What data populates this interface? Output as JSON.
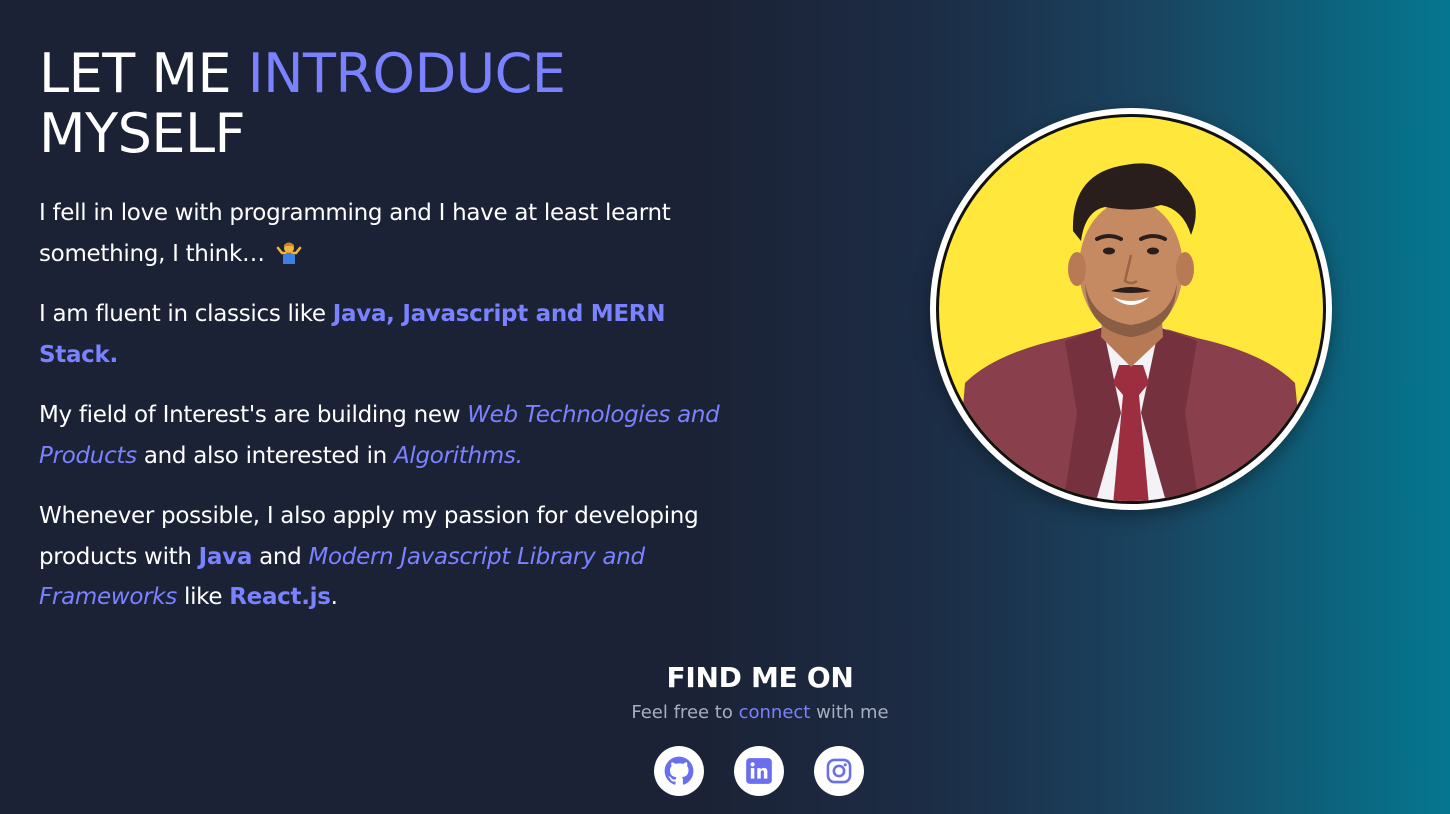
{
  "heading": {
    "line1_prefix": "LET ME ",
    "line1_accent": "INTRODUCE",
    "line2": "MYSELF"
  },
  "bio": {
    "p1": "I fell in love with programming and I have at least learnt something, I think… ",
    "p1_emoji": "person-shrugging-emoji",
    "p2_prefix": "I am fluent in classics like ",
    "p2_accent": "Java, Javascript and MERN Stack.",
    "p3_prefix": "My field of Interest's are building new ",
    "p3_accent1": "Web Technologies and Products",
    "p3_middle": " and also interested in ",
    "p3_accent2": "Algorithms.",
    "p4_prefix": "Whenever possible, I also apply my passion for developing products with ",
    "p4_accent1": "Java",
    "p4_and": " and ",
    "p4_accent2": "Modern Javascript Library and Frameworks",
    "p4_like": " like ",
    "p4_accent3": "React.js",
    "p4_end": "."
  },
  "find": {
    "title": "FIND ME ON",
    "sub_prefix": "Feel free to ",
    "sub_accent": "connect",
    "sub_suffix": " with me"
  },
  "social": {
    "items": [
      {
        "icon": "github-icon"
      },
      {
        "icon": "linkedin-icon"
      },
      {
        "icon": "instagram-icon"
      }
    ]
  },
  "colors": {
    "accent": "#7b82ff",
    "background_dark": "#1b2235",
    "background_teal": "#047790",
    "avatar_bg": "#ffe83b"
  }
}
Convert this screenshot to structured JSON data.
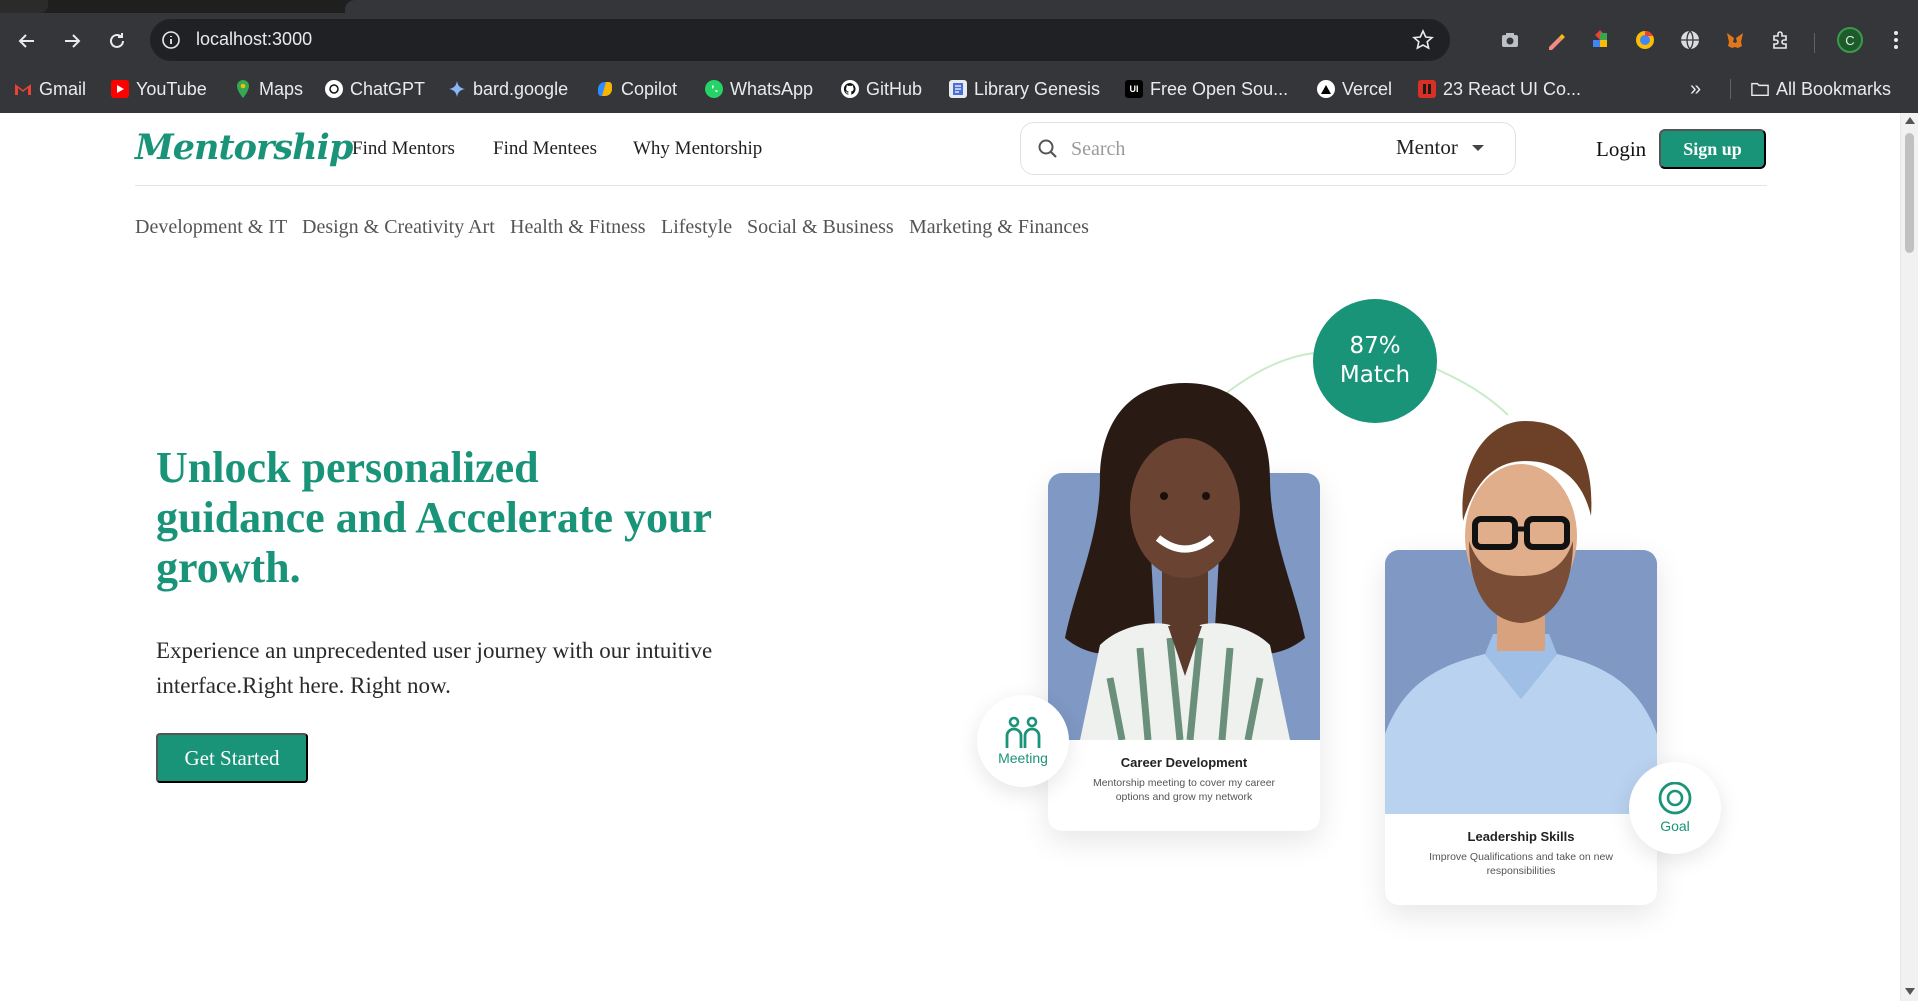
{
  "browser": {
    "url": "localhost:3000",
    "bookmarks": [
      {
        "label": "Gmail",
        "icon": "gmail-icon",
        "color": "#ea4335"
      },
      {
        "label": "YouTube",
        "icon": "youtube-icon",
        "color": "#ff0000"
      },
      {
        "label": "Maps",
        "icon": "maps-icon",
        "color": "#34a853"
      },
      {
        "label": "ChatGPT",
        "icon": "chatgpt-icon",
        "color": "#ffffff"
      },
      {
        "label": "bard.google",
        "icon": "bard-icon",
        "color": "#4285f4"
      },
      {
        "label": "Copilot",
        "icon": "copilot-icon",
        "color": "#7b61ff"
      },
      {
        "label": "WhatsApp",
        "icon": "whatsapp-icon",
        "color": "#25d366"
      },
      {
        "label": "GitHub",
        "icon": "github-icon",
        "color": "#ffffff"
      },
      {
        "label": "Library Genesis",
        "icon": "libgen-icon",
        "color": "#4a6fd8"
      },
      {
        "label": "Free Open Sou...",
        "icon": "ui-icon",
        "color": "#000000"
      },
      {
        "label": "Vercel",
        "icon": "vercel-icon",
        "color": "#ffffff"
      },
      {
        "label": "23 React UI Co...",
        "icon": "react-ui-icon",
        "color": "#d93025"
      }
    ],
    "all_bookmarks": "All Bookmarks",
    "profile_initial": "C"
  },
  "site": {
    "logo": "Mentorship",
    "nav": [
      "Find Mentors",
      "Find Mentees",
      "Why Mentorship"
    ],
    "search": {
      "placeholder": "Search",
      "role": "Mentor"
    },
    "login": "Login",
    "signup": "Sign up",
    "categories": [
      "Development & IT",
      "Design & Creativity Art",
      "Health & Fitness",
      "Lifestyle",
      "Social & Business",
      "Marketing & Finances"
    ],
    "brand_color": "#1a9479"
  },
  "hero": {
    "title": "Unlock personalized guidance and Accelerate your growth.",
    "subtitle": "Experience an unprecedented user journey with our intuitive interface.Right here. Right now.",
    "cta": "Get Started"
  },
  "illustration": {
    "match": {
      "percent": "87%",
      "label": "Match"
    },
    "mentor_card": {
      "title": "Career Development",
      "desc": "Mentorship meeting to cover my career options and grow my network"
    },
    "mentee_card": {
      "title": "Leadership Skills",
      "desc": "Improve Qualifications and take on new responsibilities"
    },
    "meeting_badge": "Meeting",
    "goal_badge": "Goal"
  }
}
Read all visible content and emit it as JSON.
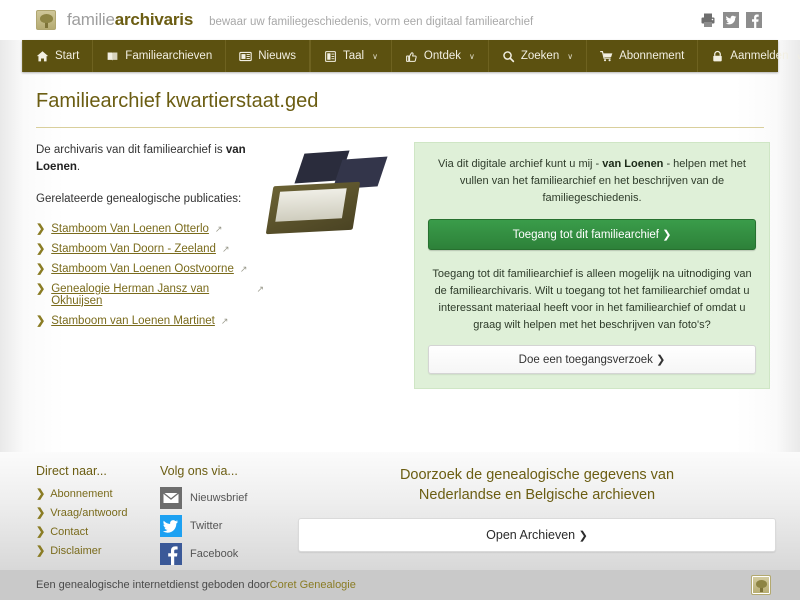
{
  "header": {
    "logo_icon": "tree-logo-icon",
    "brand_light": "familie",
    "brand_bold": "archivaris",
    "tagline": "bewaar uw familiegeschiedenis, vorm een digitaal familiearchief",
    "social": [
      {
        "name": "print-icon",
        "label": "Print"
      },
      {
        "name": "twitter-icon",
        "label": "Twitter"
      },
      {
        "name": "facebook-icon",
        "label": "Facebook"
      }
    ]
  },
  "nav": {
    "left": [
      {
        "icon": "home-icon",
        "label": "Start",
        "caret": false
      },
      {
        "icon": "book-icon",
        "label": "Familiearchieven",
        "caret": false
      },
      {
        "icon": "news-icon",
        "label": "Nieuws",
        "caret": false
      }
    ],
    "right": [
      {
        "icon": "language-icon",
        "label": "Taal",
        "caret": true
      },
      {
        "icon": "thumbs-up-icon",
        "label": "Ontdek",
        "caret": true
      },
      {
        "icon": "search-icon",
        "label": "Zoeken",
        "caret": true
      },
      {
        "icon": "cart-icon",
        "label": "Abonnement",
        "caret": false
      },
      {
        "icon": "lock-icon",
        "label": "Aanmelden",
        "caret": true
      }
    ],
    "caret_glyph": "∨"
  },
  "page_title": "Familiearchief kwartierstaat.ged",
  "left_column": {
    "intro_prefix": "De archivaris van dit familiearchief is ",
    "intro_strong": "van Loenen",
    "intro_suffix": ".",
    "publications_heading": "Gerelateerde genealogische publicaties:",
    "links": [
      "Stamboom Van Loenen Otterlo",
      "Stamboom Van Doorn - Zeeland",
      "Stamboom Van Loenen Oostvoorne",
      "Genealogie Herman Jansz van Okhuijsen",
      "Stamboom van Loenen Martinet"
    ],
    "chevron_glyph": "❯",
    "external_glyph": "↗"
  },
  "photo": {
    "alt": "archive-box-photo"
  },
  "panel": {
    "intro_prefix": "Via dit digitale archief kunt u mij - ",
    "intro_strong": "van Loenen",
    "intro_suffix": " - helpen met het vullen van het familiearchief en het beschrijven van de familiegeschiedenis.",
    "primary_button": "Toegang tot dit familiearchief",
    "body_text": "Toegang tot dit familiearchief is alleen mogelijk na uitnodiging van de familiearchivaris. Wilt u toegang tot het familiearchief omdat u interessant materiaal heeft voor in het familiearchief of omdat u graag wilt helpen met het beschrijven van foto's?",
    "secondary_button": "Doe een toegangsverzoek",
    "arrow_glyph": "❯",
    "green_bg": "#dff0d8",
    "green_button": "#2d8139"
  },
  "footer": {
    "direct_heading": "Direct naar...",
    "direct_links": [
      "Abonnement",
      "Vraag/antwoord",
      "Contact",
      "Disclaimer"
    ],
    "follow_heading": "Volg ons via...",
    "follow": [
      {
        "icon": "newsletter-icon",
        "label": "Nieuwsbrief"
      },
      {
        "icon": "twitter-icon",
        "label": "Twitter"
      },
      {
        "icon": "facebook-icon",
        "label": "Facebook"
      }
    ],
    "cta_line1": "Doorzoek de genealogische gegevens van",
    "cta_line2": "Nederlandse en Belgische archieven",
    "cta_button": "Open Archieven",
    "chevron_glyph": "❯"
  },
  "bottom": {
    "text": "Een genealogische internetdienst geboden door ",
    "link": "Coret Genealogie",
    "logo_icon": "tree-logo-icon"
  }
}
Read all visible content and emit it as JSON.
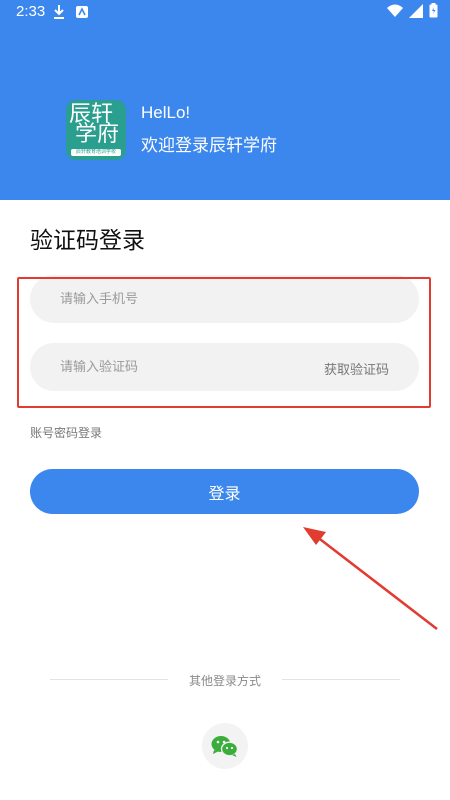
{
  "status_bar": {
    "time": "2:33",
    "left_icons": [
      "download-icon",
      "app-notification-icon"
    ],
    "right_icons": [
      "wifi-icon",
      "signal-icon",
      "battery-icon"
    ]
  },
  "header": {
    "background_color": "#3b87ee",
    "logo": {
      "line1": "辰轩",
      "line2": "学府",
      "strip_text": "辰轩教育培训学校",
      "background_color": "#2a9e8f"
    },
    "greeting": "HelLo!",
    "welcome": "欢迎登录辰轩学府"
  },
  "form": {
    "title": "验证码登录",
    "phone": {
      "placeholder": "请输入手机号",
      "value": ""
    },
    "code": {
      "placeholder": "请输入验证码",
      "value": "",
      "get_code_label": "获取验证码"
    },
    "password_login_link": "账号密码登录",
    "login_button": "登录",
    "highlight_color": "#e23b30"
  },
  "footer": {
    "other_methods_label": "其他登录方式",
    "methods": [
      "wechat-icon"
    ]
  }
}
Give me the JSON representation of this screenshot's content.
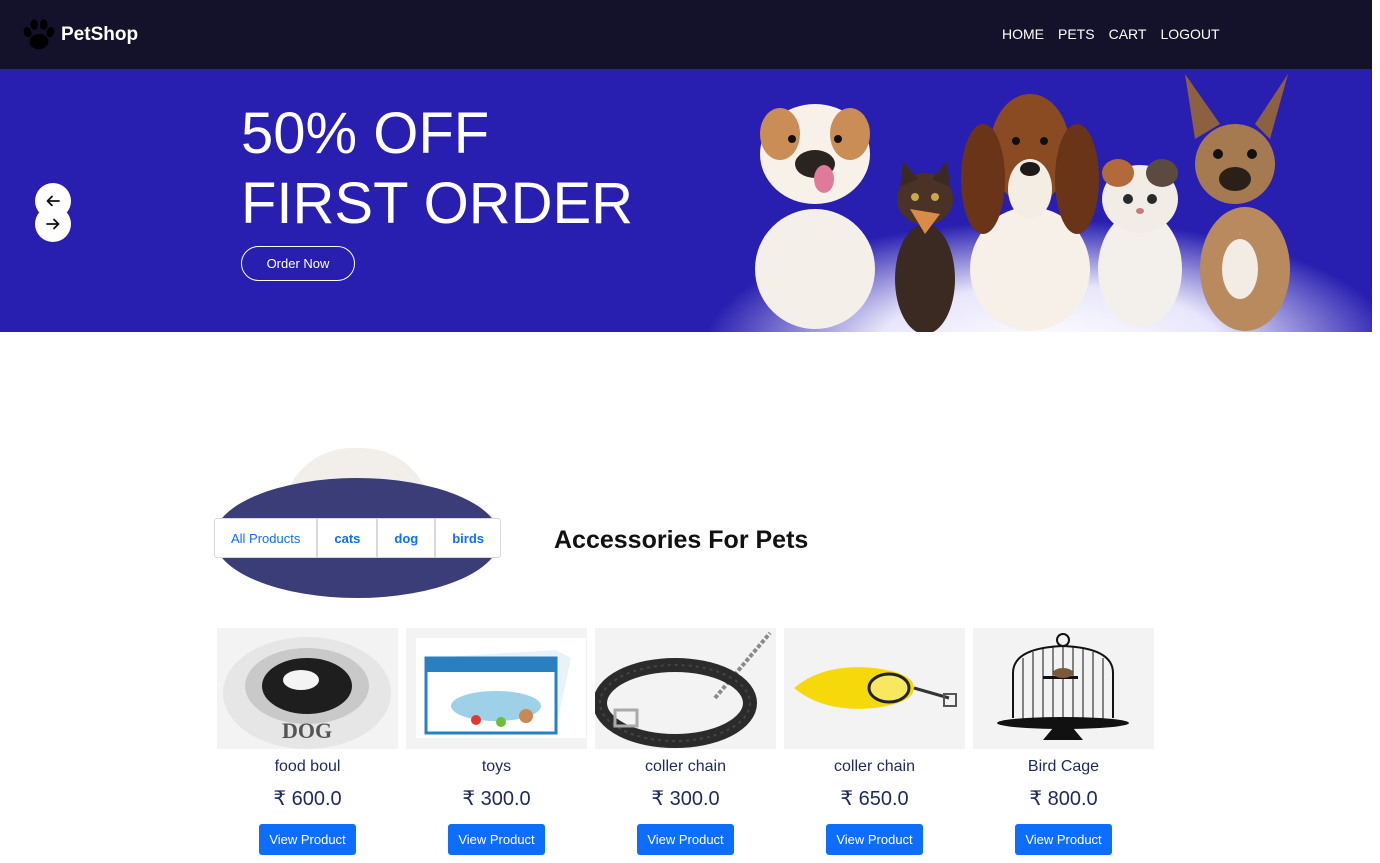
{
  "brand": {
    "name": "PetShop",
    "icon": "paw-icon"
  },
  "nav": {
    "items": [
      {
        "label": "HOME"
      },
      {
        "label": "PETS"
      },
      {
        "label": "CART"
      },
      {
        "label": "LOGOUT"
      }
    ]
  },
  "hero": {
    "line1": "50% OFF",
    "line2": "FIRST ORDER",
    "cta": "Order Now",
    "bg_color": "#281fb0"
  },
  "filters": {
    "items": [
      {
        "label": "All Products"
      },
      {
        "label": "cats"
      },
      {
        "label": "dog"
      },
      {
        "label": "birds"
      }
    ]
  },
  "section": {
    "title": "Accessories For Pets"
  },
  "currency": "₹",
  "products": [
    {
      "name": "food boul",
      "price": "₹ 600.0",
      "button": "View Product",
      "icon": "food-bowl-icon"
    },
    {
      "name": "toys",
      "price": "₹ 300.0",
      "button": "View Product",
      "icon": "toy-box-icon"
    },
    {
      "name": "coller chain",
      "price": "₹ 300.0",
      "button": "View Product",
      "icon": "collar-icon"
    },
    {
      "name": "coller chain",
      "price": "₹ 650.0",
      "button": "View Product",
      "icon": "leash-icon"
    },
    {
      "name": "Bird Cage",
      "price": "₹ 800.0",
      "button": "View Product",
      "icon": "bird-cage-icon"
    }
  ],
  "colors": {
    "navbar": "#14122b",
    "accent": "#0d6efd",
    "text": "#1d2a5c"
  }
}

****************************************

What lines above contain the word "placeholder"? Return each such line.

      "placeholder": "Search",
      "placeholder": "请输入手机号",
      "placeholder": "请输入验证码",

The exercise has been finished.